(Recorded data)
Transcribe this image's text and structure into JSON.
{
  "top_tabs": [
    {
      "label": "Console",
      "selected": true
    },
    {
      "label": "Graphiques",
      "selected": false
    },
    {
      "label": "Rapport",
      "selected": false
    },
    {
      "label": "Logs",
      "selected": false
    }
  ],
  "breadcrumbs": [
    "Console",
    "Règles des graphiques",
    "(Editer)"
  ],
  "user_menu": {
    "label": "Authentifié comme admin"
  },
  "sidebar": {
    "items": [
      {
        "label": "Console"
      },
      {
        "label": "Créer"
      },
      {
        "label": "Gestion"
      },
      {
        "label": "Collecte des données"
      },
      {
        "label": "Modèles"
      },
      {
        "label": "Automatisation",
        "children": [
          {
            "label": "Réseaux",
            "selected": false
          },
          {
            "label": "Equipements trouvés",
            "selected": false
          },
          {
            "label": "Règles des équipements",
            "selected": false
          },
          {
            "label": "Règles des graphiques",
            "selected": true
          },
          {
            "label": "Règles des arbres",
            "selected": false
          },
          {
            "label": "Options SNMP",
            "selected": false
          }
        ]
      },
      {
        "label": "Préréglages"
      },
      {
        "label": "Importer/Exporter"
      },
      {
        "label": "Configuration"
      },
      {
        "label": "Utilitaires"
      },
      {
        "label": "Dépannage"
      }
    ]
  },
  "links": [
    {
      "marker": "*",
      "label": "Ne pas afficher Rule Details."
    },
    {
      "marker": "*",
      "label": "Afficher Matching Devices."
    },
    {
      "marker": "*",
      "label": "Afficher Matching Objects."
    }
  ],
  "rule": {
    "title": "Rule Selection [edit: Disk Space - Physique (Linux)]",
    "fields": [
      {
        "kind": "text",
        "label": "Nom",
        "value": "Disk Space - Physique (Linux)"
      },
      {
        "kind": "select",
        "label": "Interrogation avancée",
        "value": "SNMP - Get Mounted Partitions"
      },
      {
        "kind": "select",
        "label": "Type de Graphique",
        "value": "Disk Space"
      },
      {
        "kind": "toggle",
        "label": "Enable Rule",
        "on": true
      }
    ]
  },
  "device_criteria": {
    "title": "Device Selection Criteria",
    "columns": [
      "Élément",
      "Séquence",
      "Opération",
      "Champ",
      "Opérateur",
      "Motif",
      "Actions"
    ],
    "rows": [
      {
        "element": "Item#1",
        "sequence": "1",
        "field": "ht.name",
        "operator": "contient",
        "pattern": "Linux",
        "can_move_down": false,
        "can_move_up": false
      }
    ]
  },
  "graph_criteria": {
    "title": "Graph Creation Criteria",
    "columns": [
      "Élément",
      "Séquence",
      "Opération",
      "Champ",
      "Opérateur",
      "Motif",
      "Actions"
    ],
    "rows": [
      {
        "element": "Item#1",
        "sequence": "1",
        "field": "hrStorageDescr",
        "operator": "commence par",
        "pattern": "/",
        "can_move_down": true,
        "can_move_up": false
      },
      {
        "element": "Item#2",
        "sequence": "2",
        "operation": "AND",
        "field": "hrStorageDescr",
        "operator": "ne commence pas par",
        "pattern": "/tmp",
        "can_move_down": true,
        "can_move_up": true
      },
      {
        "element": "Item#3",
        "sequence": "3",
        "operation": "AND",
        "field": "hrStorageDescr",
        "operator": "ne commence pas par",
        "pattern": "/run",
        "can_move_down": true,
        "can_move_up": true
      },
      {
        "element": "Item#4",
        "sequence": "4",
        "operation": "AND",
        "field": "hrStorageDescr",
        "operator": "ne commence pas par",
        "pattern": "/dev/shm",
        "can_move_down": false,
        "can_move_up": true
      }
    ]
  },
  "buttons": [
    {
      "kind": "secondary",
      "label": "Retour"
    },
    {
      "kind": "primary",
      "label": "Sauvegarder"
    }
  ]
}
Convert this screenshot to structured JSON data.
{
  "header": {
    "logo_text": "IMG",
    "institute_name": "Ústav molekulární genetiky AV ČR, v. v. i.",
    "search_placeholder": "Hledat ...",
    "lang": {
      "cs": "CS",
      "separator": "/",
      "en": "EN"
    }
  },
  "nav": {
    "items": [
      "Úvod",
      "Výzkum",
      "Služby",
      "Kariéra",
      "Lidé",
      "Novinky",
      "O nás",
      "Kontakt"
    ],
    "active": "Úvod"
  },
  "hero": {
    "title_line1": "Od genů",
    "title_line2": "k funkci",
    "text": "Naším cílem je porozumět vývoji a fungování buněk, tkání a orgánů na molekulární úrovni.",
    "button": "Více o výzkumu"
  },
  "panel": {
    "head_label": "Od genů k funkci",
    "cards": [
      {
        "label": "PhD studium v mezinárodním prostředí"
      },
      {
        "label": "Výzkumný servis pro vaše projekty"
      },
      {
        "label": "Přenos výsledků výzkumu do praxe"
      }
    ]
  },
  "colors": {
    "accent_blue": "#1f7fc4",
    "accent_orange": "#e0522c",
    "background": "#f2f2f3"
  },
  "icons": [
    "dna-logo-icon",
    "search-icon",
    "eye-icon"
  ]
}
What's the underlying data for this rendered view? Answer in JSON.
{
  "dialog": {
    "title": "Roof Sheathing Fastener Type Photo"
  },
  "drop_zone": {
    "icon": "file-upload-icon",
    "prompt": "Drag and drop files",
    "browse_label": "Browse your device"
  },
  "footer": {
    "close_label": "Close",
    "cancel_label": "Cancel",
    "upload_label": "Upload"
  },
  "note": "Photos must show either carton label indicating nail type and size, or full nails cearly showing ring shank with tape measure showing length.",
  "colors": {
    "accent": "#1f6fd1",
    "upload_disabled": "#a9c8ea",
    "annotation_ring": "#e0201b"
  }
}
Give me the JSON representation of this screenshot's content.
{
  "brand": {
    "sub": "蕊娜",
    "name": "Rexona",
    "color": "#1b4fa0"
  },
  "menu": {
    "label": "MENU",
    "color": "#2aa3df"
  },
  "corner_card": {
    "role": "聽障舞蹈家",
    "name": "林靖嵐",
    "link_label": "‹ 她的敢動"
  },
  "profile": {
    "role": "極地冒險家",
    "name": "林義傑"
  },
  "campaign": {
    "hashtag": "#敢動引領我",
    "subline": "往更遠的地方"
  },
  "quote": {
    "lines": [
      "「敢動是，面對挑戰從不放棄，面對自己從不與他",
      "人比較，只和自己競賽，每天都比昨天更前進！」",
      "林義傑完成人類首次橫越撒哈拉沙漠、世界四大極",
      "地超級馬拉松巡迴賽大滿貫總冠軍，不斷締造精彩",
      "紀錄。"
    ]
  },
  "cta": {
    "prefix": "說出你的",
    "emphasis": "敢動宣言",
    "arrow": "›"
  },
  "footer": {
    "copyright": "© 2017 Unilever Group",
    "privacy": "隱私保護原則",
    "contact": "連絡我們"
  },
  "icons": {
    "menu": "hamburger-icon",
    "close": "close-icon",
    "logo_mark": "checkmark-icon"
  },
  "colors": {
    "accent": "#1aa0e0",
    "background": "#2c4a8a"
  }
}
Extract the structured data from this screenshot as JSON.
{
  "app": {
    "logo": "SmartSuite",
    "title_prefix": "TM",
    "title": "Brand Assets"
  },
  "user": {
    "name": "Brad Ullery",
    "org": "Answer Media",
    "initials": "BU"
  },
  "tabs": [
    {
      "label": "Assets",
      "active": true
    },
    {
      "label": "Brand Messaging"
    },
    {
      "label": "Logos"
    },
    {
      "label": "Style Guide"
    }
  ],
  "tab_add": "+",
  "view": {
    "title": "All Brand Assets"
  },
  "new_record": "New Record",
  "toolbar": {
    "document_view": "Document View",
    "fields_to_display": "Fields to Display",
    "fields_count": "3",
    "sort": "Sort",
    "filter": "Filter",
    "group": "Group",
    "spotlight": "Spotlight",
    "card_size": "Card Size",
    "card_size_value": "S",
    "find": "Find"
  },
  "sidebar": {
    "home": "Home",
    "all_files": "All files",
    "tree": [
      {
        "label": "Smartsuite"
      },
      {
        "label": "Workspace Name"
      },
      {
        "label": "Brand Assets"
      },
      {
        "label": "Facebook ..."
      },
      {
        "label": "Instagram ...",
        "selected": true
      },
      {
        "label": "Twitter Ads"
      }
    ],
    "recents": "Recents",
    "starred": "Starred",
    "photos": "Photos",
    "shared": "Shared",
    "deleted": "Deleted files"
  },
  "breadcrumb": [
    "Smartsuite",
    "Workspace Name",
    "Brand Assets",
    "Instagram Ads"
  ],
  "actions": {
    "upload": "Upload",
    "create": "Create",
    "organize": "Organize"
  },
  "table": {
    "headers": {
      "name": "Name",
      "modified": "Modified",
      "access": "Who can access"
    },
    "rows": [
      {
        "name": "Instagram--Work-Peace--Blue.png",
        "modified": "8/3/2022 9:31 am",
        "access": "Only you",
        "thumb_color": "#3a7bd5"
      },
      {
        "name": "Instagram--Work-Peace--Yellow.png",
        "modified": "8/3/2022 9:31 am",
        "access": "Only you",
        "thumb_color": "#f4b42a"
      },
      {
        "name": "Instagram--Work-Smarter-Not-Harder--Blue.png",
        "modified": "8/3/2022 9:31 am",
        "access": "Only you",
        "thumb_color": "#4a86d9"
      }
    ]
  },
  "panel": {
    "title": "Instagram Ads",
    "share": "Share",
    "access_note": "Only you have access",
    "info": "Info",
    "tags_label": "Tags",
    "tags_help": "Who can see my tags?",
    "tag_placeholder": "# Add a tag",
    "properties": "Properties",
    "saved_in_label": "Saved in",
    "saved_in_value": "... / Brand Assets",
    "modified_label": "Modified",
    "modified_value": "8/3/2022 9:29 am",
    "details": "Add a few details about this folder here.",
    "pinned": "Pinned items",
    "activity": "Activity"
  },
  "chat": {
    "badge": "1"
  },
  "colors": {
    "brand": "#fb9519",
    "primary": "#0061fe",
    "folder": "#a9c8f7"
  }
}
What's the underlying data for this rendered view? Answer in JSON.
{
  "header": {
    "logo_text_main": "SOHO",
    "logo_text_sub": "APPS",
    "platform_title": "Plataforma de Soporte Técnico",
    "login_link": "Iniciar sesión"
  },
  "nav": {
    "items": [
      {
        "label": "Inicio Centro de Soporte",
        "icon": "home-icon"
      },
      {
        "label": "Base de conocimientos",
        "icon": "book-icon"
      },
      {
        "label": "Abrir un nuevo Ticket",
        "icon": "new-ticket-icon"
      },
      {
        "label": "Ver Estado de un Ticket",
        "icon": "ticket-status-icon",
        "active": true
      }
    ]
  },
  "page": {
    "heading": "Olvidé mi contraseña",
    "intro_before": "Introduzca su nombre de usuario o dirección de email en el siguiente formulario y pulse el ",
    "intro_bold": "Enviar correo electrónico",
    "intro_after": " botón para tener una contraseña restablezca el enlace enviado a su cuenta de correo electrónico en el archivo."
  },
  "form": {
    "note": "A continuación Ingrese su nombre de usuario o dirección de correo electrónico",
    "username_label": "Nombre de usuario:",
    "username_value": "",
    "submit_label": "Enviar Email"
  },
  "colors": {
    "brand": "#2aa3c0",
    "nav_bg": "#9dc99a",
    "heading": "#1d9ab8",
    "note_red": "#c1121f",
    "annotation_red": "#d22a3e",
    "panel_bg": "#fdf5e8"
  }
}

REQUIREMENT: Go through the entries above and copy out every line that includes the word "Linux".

SOLUTION FOR THIS EXERCISE:
    "title": "Rule Selection [edit: Disk Space - Physique (Linux)]",
        "value": "Disk Space - Physique (Linux)"
        "pattern": "Linux",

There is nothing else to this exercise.